How to cite: Tarasuk, V, Mitchell, A, Dachner, N. (2014). Household food insecurity in Canada, 2012.Toronto: Research to identify policy options to reduce food insecurity (PROOF).Retrieved from http://proof.utoronto.ca/
In PROOF’s second report on household food insecurity, we see that despite Canada’s economic recovery, the number of Canadians struggling to put food on the table because of food insecurity is not abating. In fact, the problem appears to have persisted or grown in every province and territory.
Four million Canadians, including 1.15 million children, lived in households that struggled to afford the food they needed in 2012.

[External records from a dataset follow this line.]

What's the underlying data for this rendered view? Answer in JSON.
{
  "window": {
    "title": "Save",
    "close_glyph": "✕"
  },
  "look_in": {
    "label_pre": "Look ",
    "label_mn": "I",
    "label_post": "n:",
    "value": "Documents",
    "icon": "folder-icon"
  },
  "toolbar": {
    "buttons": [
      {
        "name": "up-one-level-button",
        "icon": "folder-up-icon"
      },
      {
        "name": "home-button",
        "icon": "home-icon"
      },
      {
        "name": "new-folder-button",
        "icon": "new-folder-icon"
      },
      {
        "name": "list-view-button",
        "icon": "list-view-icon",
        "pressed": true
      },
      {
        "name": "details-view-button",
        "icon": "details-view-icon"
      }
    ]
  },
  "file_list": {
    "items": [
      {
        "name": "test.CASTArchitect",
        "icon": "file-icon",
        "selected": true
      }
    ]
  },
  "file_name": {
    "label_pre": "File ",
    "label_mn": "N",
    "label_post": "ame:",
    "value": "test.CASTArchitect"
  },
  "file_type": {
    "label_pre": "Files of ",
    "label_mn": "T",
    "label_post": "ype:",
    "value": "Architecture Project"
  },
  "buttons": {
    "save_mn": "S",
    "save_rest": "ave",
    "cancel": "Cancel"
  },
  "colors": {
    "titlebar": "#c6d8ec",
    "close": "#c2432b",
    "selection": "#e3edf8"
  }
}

The report demonstrates for the first time ever the extent to which our cities are struggling with the problem. Among the 33 major census metropolitan areas examined, food insecurity in 2011-12 was highest in Halifax, affecting about 1 in 5 households, and lowest in Sherbrooke, Quebec City, Hamilton and Greater Sudbury, where 1 in 11 households were food insecure.
Also a first, the report presents the rate of food insecurity among black people in the country. The extreme vulnerability of this ethnic/racial group that is shared only by Aboriginal peoples. In 2012, 28% of households with a black or Aboriginal respondent were food insecure. This is more than double the national average (12.6%).
According to the report, the majority of food insecure households in Canada are working, calling into question the adequacy of existing government programs (such as the working income tax benefit) to compensate for the limited income associated with low waged, part-time, and insecure employment that many Canadian households rely on to feed their families. At the same time, 70% of households reliant on social assistance were food insecure in 2012, documenting the failure of these programs to enable sufficient access to food.
Comments on the report:
Bernie Pauly, RN, PhD, Associate Professor, School of Nursing, University of Victoria
Scientist, Centre for Addictions Research of BC
“This report is ground breaking in highlighting the serious concerns about the high rates of food insecurity in Canada. The information in the report is extremely valuable to communities for understanding the scope of the problem in their region. This kind of information is critically important for drawing attention to and generating action on the high rates of food insecurity that are and should be unacceptable to everyone in Canada”
Mary Boyd, Prince Edward Island social activist and member of the Order of Canada
“The 2011 PROOF Report shocked many residents of Prince Edward Island to the reality of the extent of food insecurity in Canada and especially in this province. Our coalitions and groups have been using it to educate Islanders on this very serious subject and strengthen our case for a Poverty Eradication Strategy.
The main author Dr. Valerie Tarasuk addressed a public meeting of approximately 100 people in Charlottetown in September. It was attended by groups such as civil servants, politicians and the general public. The media gave excellent coverage and the facts in the report have reached the ears of church leaders, of policy-makers as is evident by remarks made by the Premier, and as evidenced by questions in the Provincial Assembly to the Minister responsible and her public acknowledgement of the problem.
Groups have used the report to strengthen their case for an increase in the minimum wage, changes to Employment Insurance, requests for better school feeding programs, the impact of poverty on health, and suggestions for ways to overcome the problem. There have been many references to food insecurity since the report’s release in July and many groups here are waiting for the 2012 report as we expect it will have a similar impact.”
Jeff Wingard, Coordinator, McMaster Community Poverty Initiative, McMaster University
“This groundbreaking research from PROOF not only describes the growing problem that food insecurity represents in many of our communities across the country, it also paints a disturbing picture of an uncoordinated, unsystematic, and insufficient response. Many Canadians will, no doubt, be surprised by the level of food insecurity and outright hunger amidst this country of plenty. Indeed, the greatest strength of this report may be that it forces all of us to take a long, hard look at the kind of Canada we all want to be a part of and galvanizes a response to make food insecurity a thing of the past.”